I've written about this before. There's a very simple question people should ask before they touch you in any way: "May I touch you?" It's that easy. In my case, the answer usually is no. (Of course, we make allowances for family and love interests and such.) Unfortunately, some people just don't get it. And for those of us who seem to have a "please, go ahead and grope me awkwardly" sign on our backs, I'm offering another reminder of how to respond when unwanted touch happens.
The canceled plans, dirty kitchens and general grumpiness that go along with having headaches, whether episodic or chronic, puts strain on even the best of relationships. With all my experience, you'd think I'd have some suggestions for dealing with this, but my brilliant strategy is to feel guilty. Not too productive, I know. But my friends and family accept me for what I can give now - which may be different than I gave three years ago or will give two months from now. That's the beauty of love.

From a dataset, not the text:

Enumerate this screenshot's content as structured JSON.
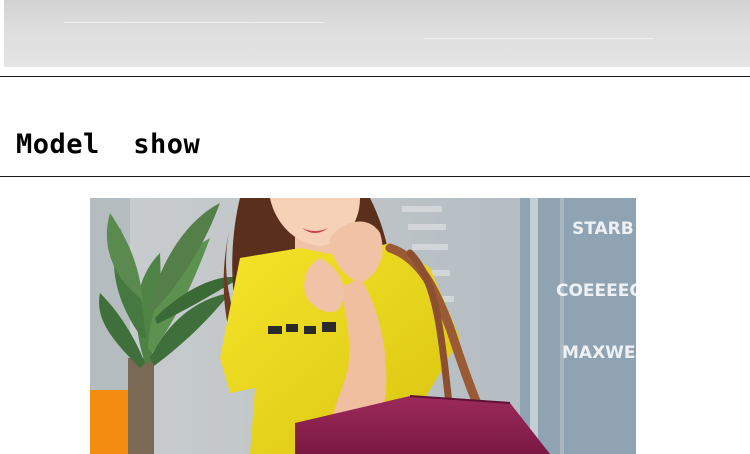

For a brief time, I completely forgot that as a patient, I have the right to say "No."
When we wrote recently about talking to naysayers, we had no idea how strongly it would impact our readers. We were flooded with e-mails! Clearly, learning how to respond to negative people is a hot issue for ChronicBabes. We've gathered a collection of responses, to give you some ideas to use in your own life. You may not agree with everyone's perspective but they are worth considering.
What happens when you encounter a naysayer, someone who doubts the validity of who you are or what you do - or even asks why you can't just "fix" your illness and "get on with your life"? Do you take their opinions personally and argue your point, or do you give them up as a lost cause? Editrix Jenni Prokopy encountered a serious naysayer this weekend and decided she needs a new plan for dealing with negative folks.

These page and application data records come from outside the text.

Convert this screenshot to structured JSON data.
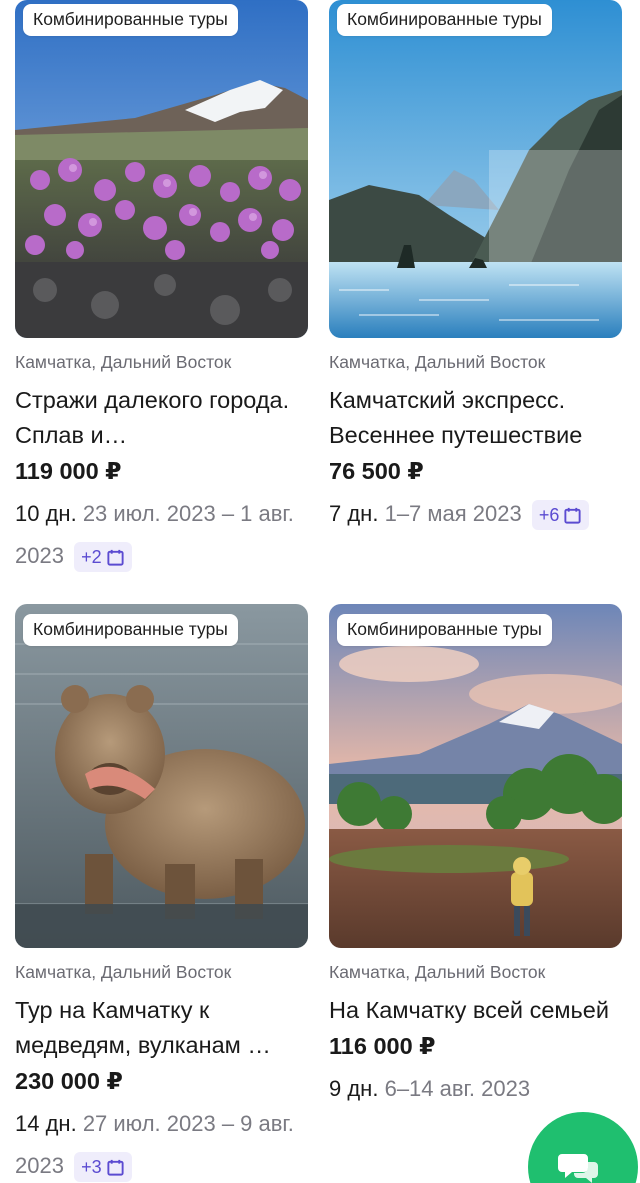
{
  "tours": [
    {
      "tag": "Комбинированные туры",
      "region": "Камчатка, Дальний Восток",
      "title": "Стражи далекого города. Сплав и…",
      "price": "119 000 ₽",
      "duration": "10 дн.",
      "date_range": "23 июл. 2023 – 1 авг. 2023",
      "more_dates": "+2",
      "photo_icon": "mountain-flowers-photo"
    },
    {
      "tag": "Комбинированные туры",
      "region": "Камчатка, Дальний Восток",
      "title": "Камчатский экспресс. Весеннее путешествие",
      "price": "76 500 ₽",
      "duration": "7 дн.",
      "date_range": "1–7 мая 2023",
      "more_dates": "+6",
      "photo_icon": "coastal-cliffs-photo"
    },
    {
      "tag": "Комбинированные туры",
      "region": "Камчатка, Дальний Восток",
      "title": "Тур на Камчатку к медведям, вулканам …",
      "price": "230 000 ₽",
      "duration": "14 дн.",
      "date_range": "27 июл. 2023 – 9 авг. 2023",
      "more_dates": "+3",
      "photo_icon": "bear-with-fish-photo"
    },
    {
      "tag": "Комбинированные туры",
      "region": "Камчатка, Дальний Восток",
      "title": "На Камчатку всей семьей",
      "price": "116 000 ₽",
      "duration": "9 дн.",
      "date_range": "6–14 авг. 2023",
      "more_dates": "",
      "photo_icon": "volcano-child-photo"
    }
  ],
  "colors": {
    "accent": "#5b4bd1",
    "accent_bg": "#efedfb",
    "chat_button": "#1fbf6f",
    "muted_text": "#6b6b73"
  },
  "chat_button_icon": "chat-bubbles-icon"
}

Babe Isobel thought her new medication would be treating a problem. She had no idea it would also create a new one. Here's the story of what happened, and what she learned about medications and sexuality.
Babe Iris is wired with a Holter monitor - a portable electrocardiogram (ECG) machine - and to get completely accurate results, the 24-hour test should include, shall we say, exercise. It's time to call the boyfriend and see just how nimble he can be. What happens when intimacy includes wires and cables and batteries, oh my? Iris gives us the inside scoop.
Yup. He said, in regard to my pain, "get over it." Let's call this person Fred. Fred has never been all that understanding of my chronic pain issues. Oh, it's not that he can't relate -- he has chronic issues of his own, plenty. He just takes a wildly divergent approach to managing them. Fred's always tried his best to offer sage advice, and I know that he believes he's comforting me when he says certain things. But so often, he misses the mark. I've tried for years to make him understand how it makes me feel, tried to explain my situation to him in a way that would provide a new perspective. I want Fred to get it. I want him to know that I'm no wimp, that I'm not lazy -- that I am doing everything I can do to take care of myself in a healthy, balanced way. All my other pals seem to get it, but not Fred.
It's that time again: The Holiday Season, when you're supposed to feel joyous, thankful and happy to celebrate with family and friends. It's a lovely idea. But people who work and live with chronic illness more often than not approach this time with mixed feelings, if not dread. Here are some tips for thriving this holiday season.
The answer today is: no, you may not. But unfortunately, you probably won't bother asking anyway. Sounds like a bad date, right? Wrong. This is a regular occurence for me. People touch me. People I don't know at all, and people I've known forever. In public places, in private gatherings. They just feel the need to touch me without provocation. If they would just ask that simple question, so many negative experiences could be averted.
The Babe gives advice on supporting a friend with MS.